A group of nine walkers joined Joy from Penarth and District Ramblers at Llantwit Road in St Athan on a glorious sunny mid-week morning at the start of a five-mile Shortish Strides half day walk in the area.
Heading south-westwards along the road and taking a narrow path between houses to a wonky stile held in place by string and a metal band, they entered fields and despite the recent heavy rainfall conditions underfoot were not as muddy as expected. Tramping over uneven ground cattle in the next field quickly ran off as the walkers approached on the journey to a stile leading them to an unmanned rail crossing over the main Vale railway line.
Holding back until the train making its way towards Bridgend that was loudly sounding its hooter as a warning had safely passed, and crossing the lines with care another stile led them into a field containing bonny looking sheep, that stood their ground as if in protest at the intrusion before scampering off.
Exiting onto the side of the busy B4265 coast road, a short journey along the wide grassy verge and a swift dash across the road led them back into a ploughed field above Gileston Farm with glorious views out over the shimmering Bristol Channel towards Dunkery Beacon, the highest part of Exmoor and the north Devon and Somerset coastline.
Following a farm track in a south-westerly direction brought them through more ploughed and seeded fields to eventually turn south towards the coast where they joined part of the long distance Wales Coast Path.
A narrow rough track between a hedge and farm fence led them to a gate and onto the grassy track behind the line of tank traps above Penry Bay. These huge cubes of concrete were set up between 1940 and 1941 along with ditches and pill boxes to prevent German troops from landing on this coastline.
Further along they made a stop utilising the tank traps for shelter out of the slight breeze for morning refreshments, whilst soaking up the glorious sunshine and still warm for the first week of November.

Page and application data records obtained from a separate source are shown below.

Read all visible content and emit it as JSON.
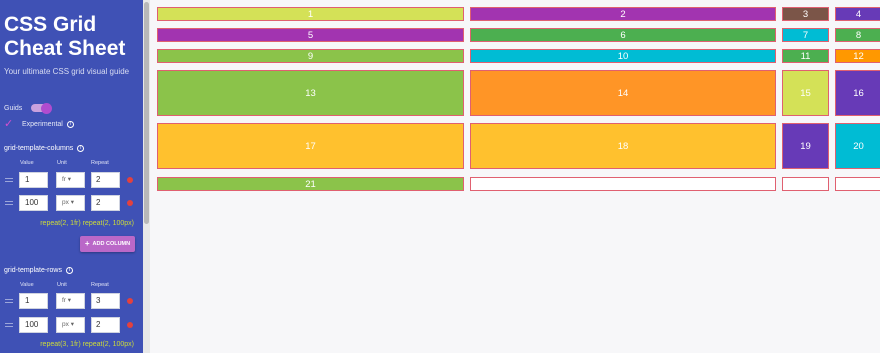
{
  "sidebar": {
    "title_line1": "CSS Grid",
    "title_line2": "Cheat Sheet",
    "subtitle": "Your ultimate CSS grid visual guide",
    "guides_label": "Guids",
    "experimental_label": "Experimental",
    "columns": {
      "label": "grid-template-columns",
      "headers": {
        "value": "Value",
        "unit": "Unit",
        "repeat": "Repeat"
      },
      "rows": [
        {
          "value": "1",
          "unit": "fr",
          "repeat": "2"
        },
        {
          "value": "100",
          "unit": "px",
          "repeat": "2"
        }
      ],
      "summary": "repeat(2, 1fr) repeat(2, 100px)",
      "add_label": "ADD COLUMN"
    },
    "rows_section": {
      "label": "grid-template-rows",
      "headers": {
        "value": "Value",
        "unit": "Unit",
        "repeat": "Repeat"
      },
      "rows": [
        {
          "value": "1",
          "unit": "fr",
          "repeat": "3"
        },
        {
          "value": "100",
          "unit": "px",
          "repeat": "2"
        }
      ],
      "summary": "repeat(3, 1fr) repeat(2, 100px)"
    }
  },
  "grid": {
    "cells": [
      {
        "label": "1",
        "color": "#d4e157"
      },
      {
        "label": "2",
        "color": "#a234b0"
      },
      {
        "label": "3",
        "color": "#7b5548"
      },
      {
        "label": "4",
        "color": "#673ab7"
      },
      {
        "label": "5",
        "color": "#a234b0"
      },
      {
        "label": "6",
        "color": "#4caf50"
      },
      {
        "label": "7",
        "color": "#00bcd4"
      },
      {
        "label": "8",
        "color": "#4caf50"
      },
      {
        "label": "9",
        "color": "#8bc34a"
      },
      {
        "label": "10",
        "color": "#00bcd4"
      },
      {
        "label": "11",
        "color": "#4caf50"
      },
      {
        "label": "12",
        "color": "#ff9800"
      },
      {
        "label": "13",
        "color": "#8bc34a"
      },
      {
        "label": "14",
        "color": "#ff9526"
      },
      {
        "label": "15",
        "color": "#d4e157"
      },
      {
        "label": "16",
        "color": "#673ab7"
      },
      {
        "label": "17",
        "color": "#ffc12e"
      },
      {
        "label": "18",
        "color": "#ffc12e"
      },
      {
        "label": "19",
        "color": "#673ab7"
      },
      {
        "label": "20",
        "color": "#00bcd4"
      },
      {
        "label": "21",
        "color": "#8bc34a"
      }
    ],
    "empty_color": "#ffffff"
  }
}
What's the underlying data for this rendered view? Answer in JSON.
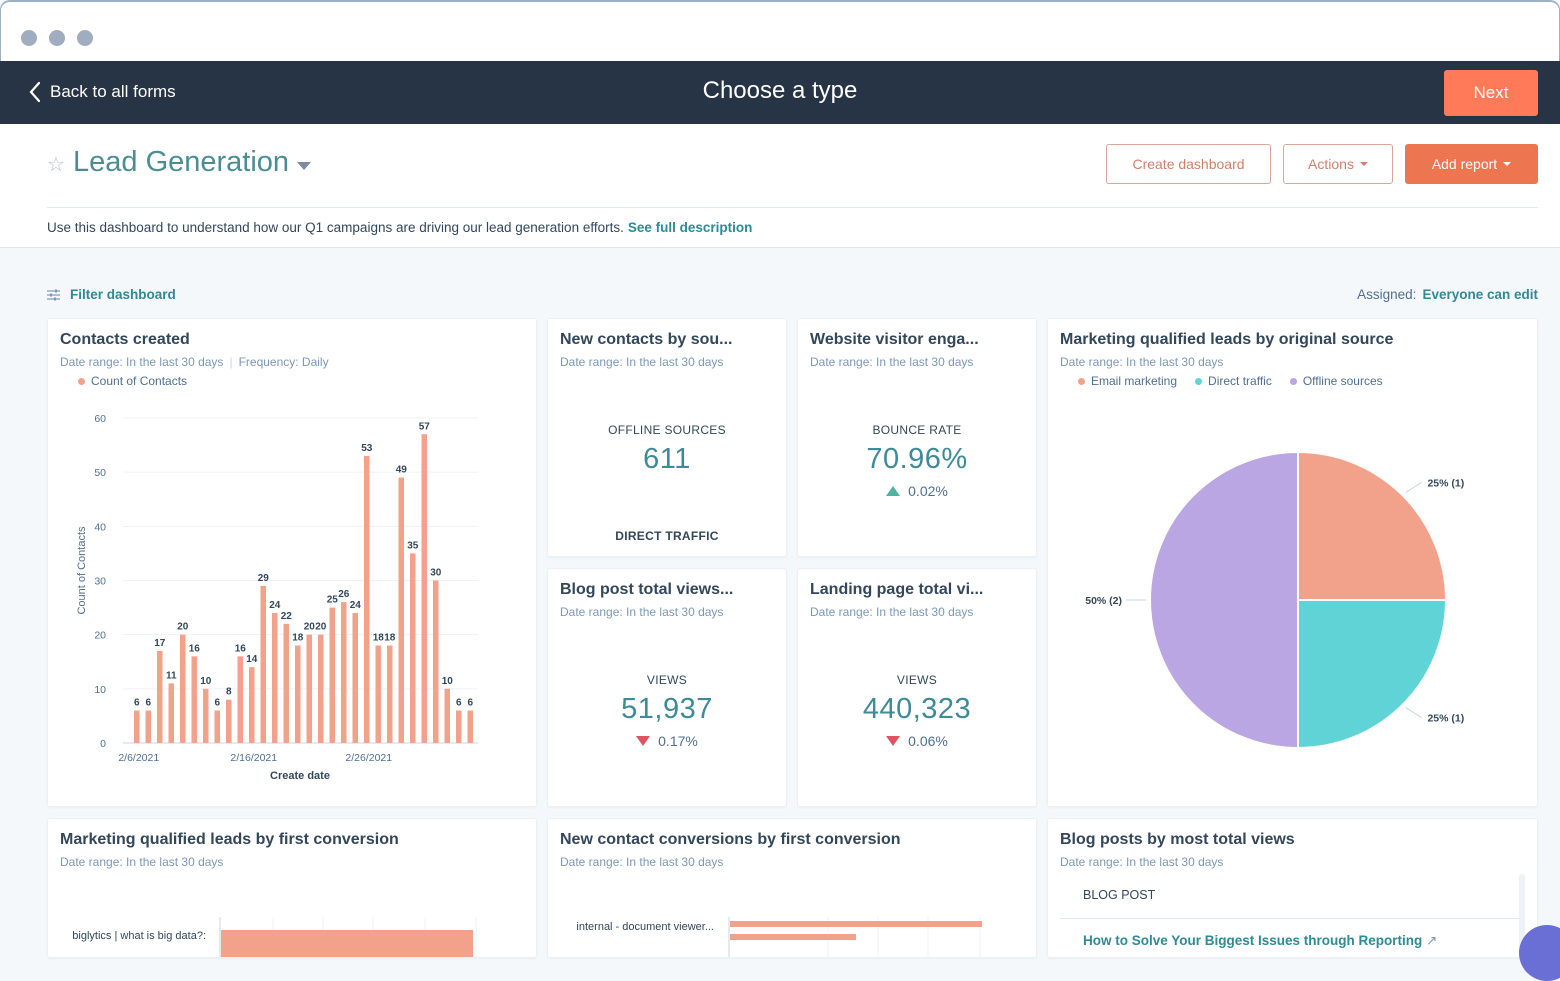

Continuing their journey the huge Aberthaw Power Station which began operating in 1971 and which finally shut down in March last year, towered above them on the skyline.
Passing a variety of dogs being walked by their owners and reaching a metal gateway which brought them on past the ruined building beside the car park at Limpert Bay, and then onto the road, they turned north to reach a wooden footbridge bringing them into pretty woodland and a narrow muddy pathway at the rear of Aberthaw Power Station.
Re-entering a field and climbing gently to Ty Carreg, a quiet narrow lane beside a field containing solar panels brought them to a stile and back into a ploughed and seeded field and following the hedge line to a gate they reached Gileston Road.
Diverting onto a narrow track behind houses led them back to the railway line which they re-crossed via the Windmill footbridge and across another meadow with views eastwards towards Aberthaw Cement Works. Another swift dash across the fast moving B4265 saw them re-entering fields which were a little muddy in places to re-join Llantwit Road for the short walk back to their start. The leader’s thanks go to trusty back-marker Josie and also for her help in clearing footpaths on the walk recce.
Forthcoming and previous walk reports walks can be found at www.penarthramblers.wordpress.com or follow the group’s exploits on Facebook.